The expected response is an exact repetition of every record, with images excluded.

--------------------

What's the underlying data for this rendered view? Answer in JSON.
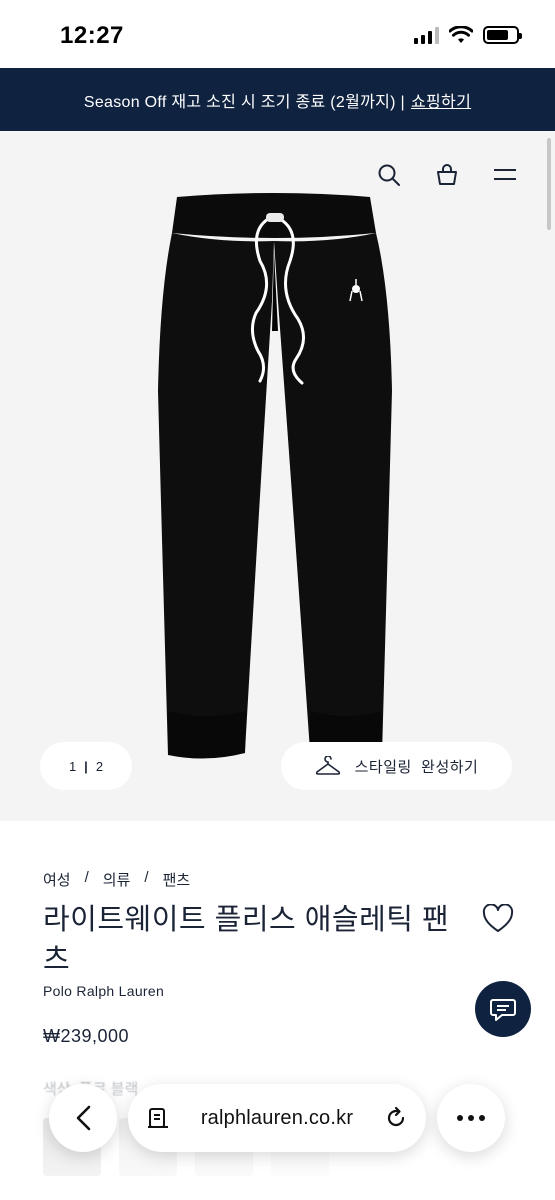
{
  "status_bar": {
    "time": "12:27"
  },
  "promo": {
    "text": "Season Off 재고 소진 시 조기 종료 (2월까지) |",
    "link": "쇼핑하기"
  },
  "hero": {
    "pager": {
      "current": "1",
      "separator": "|",
      "total": "2"
    },
    "styling_button": "스타일링  완성하기"
  },
  "product": {
    "breadcrumb": [
      "여성",
      "의류",
      "팬츠"
    ],
    "title": "라이트웨이트 플리스 애슬레틱 팬츠",
    "brand": "Polo Ralph Lauren",
    "price": "₩239,000",
    "color_label": "색상: 폴로 블랙"
  },
  "browser": {
    "url": "ralphlauren.co.kr"
  },
  "colors": {
    "navy": "#0f2240",
    "hero_bg": "#f4f4f4",
    "text": "#1b2436"
  }
}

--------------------

- WRITTEN ANSWER -
What's the underlying data for this rendered view? Answer in JSON.
{
  "status_bar": {
    "time": "12:27"
  },
  "promo": {
    "text": "Season Off 재고 소진 시 조기 종료 (2월까지) |",
    "link": "쇼핑하기"
  },
  "hero": {
    "pager": {
      "current": "1",
      "separator": "|",
      "total": "2"
    },
    "styling_button": "스타일링  완성하기"
  },
  "product": {
    "breadcrumb": [
      "여성",
      "의류",
      "팬츠"
    ],
    "title": "라이트웨이트 플리스 애슬레틱 팬츠",
    "brand": "Polo Ralph Lauren",
    "price": "₩239,000",
    "color_label": "색상: 폴로 블랙"
  },
  "browser": {
    "url": "ralphlauren.co.kr"
  },
  "colors": {
    "navy": "#0f2240",
    "hero_bg": "#f4f4f4",
    "text": "#1b2436"
  }
}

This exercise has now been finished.